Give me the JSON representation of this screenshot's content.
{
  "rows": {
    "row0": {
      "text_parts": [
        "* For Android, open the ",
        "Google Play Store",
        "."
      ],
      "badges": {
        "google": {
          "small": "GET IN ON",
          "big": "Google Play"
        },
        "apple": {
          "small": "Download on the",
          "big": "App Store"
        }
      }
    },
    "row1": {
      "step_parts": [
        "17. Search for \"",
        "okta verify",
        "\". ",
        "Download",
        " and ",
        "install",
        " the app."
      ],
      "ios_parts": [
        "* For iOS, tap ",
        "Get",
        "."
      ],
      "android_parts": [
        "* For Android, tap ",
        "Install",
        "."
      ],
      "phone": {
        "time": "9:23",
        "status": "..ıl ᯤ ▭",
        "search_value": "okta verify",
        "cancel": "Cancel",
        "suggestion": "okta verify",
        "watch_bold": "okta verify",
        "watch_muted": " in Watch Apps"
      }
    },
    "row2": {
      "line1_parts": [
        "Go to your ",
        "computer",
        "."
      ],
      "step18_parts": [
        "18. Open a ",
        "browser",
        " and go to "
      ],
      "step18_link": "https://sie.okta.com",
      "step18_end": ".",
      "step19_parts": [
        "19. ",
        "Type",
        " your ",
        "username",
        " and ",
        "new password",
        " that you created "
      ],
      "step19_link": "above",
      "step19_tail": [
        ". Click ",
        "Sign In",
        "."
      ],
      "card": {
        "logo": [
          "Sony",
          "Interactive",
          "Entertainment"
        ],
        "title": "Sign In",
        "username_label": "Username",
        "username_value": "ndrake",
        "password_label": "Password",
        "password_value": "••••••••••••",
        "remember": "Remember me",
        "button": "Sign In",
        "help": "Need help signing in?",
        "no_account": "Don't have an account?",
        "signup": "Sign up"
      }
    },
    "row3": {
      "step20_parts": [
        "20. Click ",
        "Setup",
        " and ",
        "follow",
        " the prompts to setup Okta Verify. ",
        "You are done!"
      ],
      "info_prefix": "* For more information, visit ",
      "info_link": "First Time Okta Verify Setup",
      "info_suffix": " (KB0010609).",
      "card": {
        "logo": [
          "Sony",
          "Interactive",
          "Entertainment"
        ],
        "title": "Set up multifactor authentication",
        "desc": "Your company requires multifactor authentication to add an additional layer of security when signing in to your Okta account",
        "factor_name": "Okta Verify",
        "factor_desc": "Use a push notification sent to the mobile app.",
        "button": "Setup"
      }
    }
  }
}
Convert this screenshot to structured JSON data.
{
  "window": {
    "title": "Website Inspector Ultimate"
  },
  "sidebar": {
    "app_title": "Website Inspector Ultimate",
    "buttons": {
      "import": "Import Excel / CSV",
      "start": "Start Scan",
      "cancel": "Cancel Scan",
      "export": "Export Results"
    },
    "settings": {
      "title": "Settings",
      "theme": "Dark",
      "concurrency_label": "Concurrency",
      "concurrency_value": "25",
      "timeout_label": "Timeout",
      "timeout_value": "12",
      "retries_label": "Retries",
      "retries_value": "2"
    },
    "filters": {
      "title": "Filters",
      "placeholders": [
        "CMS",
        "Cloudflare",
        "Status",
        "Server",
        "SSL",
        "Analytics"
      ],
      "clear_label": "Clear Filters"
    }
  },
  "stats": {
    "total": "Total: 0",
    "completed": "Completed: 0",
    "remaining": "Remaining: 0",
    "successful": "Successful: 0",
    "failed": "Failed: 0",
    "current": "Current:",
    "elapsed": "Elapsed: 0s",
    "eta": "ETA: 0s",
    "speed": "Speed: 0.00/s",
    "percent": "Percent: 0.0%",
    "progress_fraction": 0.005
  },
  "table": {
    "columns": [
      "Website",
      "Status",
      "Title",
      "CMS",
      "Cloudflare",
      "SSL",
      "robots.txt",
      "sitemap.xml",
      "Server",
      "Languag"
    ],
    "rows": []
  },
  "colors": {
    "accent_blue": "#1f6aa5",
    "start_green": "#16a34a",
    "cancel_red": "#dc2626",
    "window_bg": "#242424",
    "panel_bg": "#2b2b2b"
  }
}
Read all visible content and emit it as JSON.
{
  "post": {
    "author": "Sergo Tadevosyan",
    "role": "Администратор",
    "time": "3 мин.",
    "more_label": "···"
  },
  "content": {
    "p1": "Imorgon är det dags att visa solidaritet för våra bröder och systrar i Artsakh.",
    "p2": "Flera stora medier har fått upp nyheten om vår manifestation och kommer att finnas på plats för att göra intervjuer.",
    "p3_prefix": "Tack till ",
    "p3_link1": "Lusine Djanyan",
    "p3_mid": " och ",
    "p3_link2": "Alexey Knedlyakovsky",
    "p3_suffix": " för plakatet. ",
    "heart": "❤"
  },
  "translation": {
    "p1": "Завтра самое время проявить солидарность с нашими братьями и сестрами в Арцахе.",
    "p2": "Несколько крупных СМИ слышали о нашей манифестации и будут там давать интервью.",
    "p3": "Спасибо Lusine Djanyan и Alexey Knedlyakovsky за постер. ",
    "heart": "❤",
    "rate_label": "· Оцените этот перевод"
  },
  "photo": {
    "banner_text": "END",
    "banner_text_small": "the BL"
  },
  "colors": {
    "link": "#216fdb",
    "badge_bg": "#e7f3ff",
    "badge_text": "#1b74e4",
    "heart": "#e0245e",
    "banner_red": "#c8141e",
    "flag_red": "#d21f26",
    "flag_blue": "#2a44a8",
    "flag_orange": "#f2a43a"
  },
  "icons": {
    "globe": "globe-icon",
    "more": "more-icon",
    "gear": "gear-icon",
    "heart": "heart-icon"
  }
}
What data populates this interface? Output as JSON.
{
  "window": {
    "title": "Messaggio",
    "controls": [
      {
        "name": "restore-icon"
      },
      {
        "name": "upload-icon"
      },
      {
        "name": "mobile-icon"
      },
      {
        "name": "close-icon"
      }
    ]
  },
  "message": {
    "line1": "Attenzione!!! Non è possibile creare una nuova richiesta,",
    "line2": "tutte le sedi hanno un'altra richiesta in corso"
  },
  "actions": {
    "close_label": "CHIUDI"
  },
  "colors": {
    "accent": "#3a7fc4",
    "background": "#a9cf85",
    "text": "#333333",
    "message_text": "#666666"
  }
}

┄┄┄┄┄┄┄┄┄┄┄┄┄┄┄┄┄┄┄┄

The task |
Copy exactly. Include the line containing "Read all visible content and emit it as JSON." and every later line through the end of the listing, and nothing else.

Result of the exercise |
Read all visible content and emit it as JSON.
{
  "post": {
    "author": "Sergo Tadevosyan",
    "role": "Администратор",
    "time": "3 мин.",
    "more_label": "···"
  },
  "content": {
    "p1": "Imorgon är det dags att visa solidaritet för våra bröder och systrar i Artsakh.",
    "p2": "Flera stora medier har fått upp nyheten om vår manifestation och kommer att finnas på plats för att göra intervjuer.",
    "p3_prefix": "Tack till ",
    "p3_link1": "Lusine Djanyan",
    "p3_mid": " och ",
    "p3_link2": "Alexey Knedlyakovsky",
    "p3_suffix": " för plakatet. ",
    "heart": "❤"
  },
  "translation": {
    "p1": "Завтра самое время проявить солидарность с нашими братьями и сестрами в Арцахе.",
    "p2": "Несколько крупных СМИ слышали о нашей манифестации и будут там давать интервью.",
    "p3": "Спасибо Lusine Djanyan и Alexey Knedlyakovsky за постер. ",
    "heart": "❤",
    "rate_label": "· Оцените этот перевод"
  },
  "photo": {
    "banner_text": "END",
    "banner_text_small": "the BL"
  },
  "colors": {
    "link": "#216fdb",
    "badge_bg": "#e7f3ff",
    "badge_text": "#1b74e4",
    "heart": "#e0245e",
    "banner_red": "#c8141e",
    "flag_red": "#d21f26",
    "flag_blue": "#2a44a8",
    "flag_orange": "#f2a43a"
  },
  "icons": {
    "globe": "globe-icon",
    "more": "more-icon",
    "gear": "gear-icon",
    "heart": "heart-icon"
  }
}
What data populates this interface? Output as JSON.
{
  "window": {
    "title": "Messaggio",
    "controls": [
      {
        "name": "restore-icon"
      },
      {
        "name": "upload-icon"
      },
      {
        "name": "mobile-icon"
      },
      {
        "name": "close-icon"
      }
    ]
  },
  "message": {
    "line1": "Attenzione!!! Non è possibile creare una nuova richiesta,",
    "line2": "tutte le sedi hanno un'altra richiesta in corso"
  },
  "actions": {
    "close_label": "CHIUDI"
  },
  "colors": {
    "accent": "#3a7fc4",
    "background": "#a9cf85",
    "text": "#333333",
    "message_text": "#666666"
  }
}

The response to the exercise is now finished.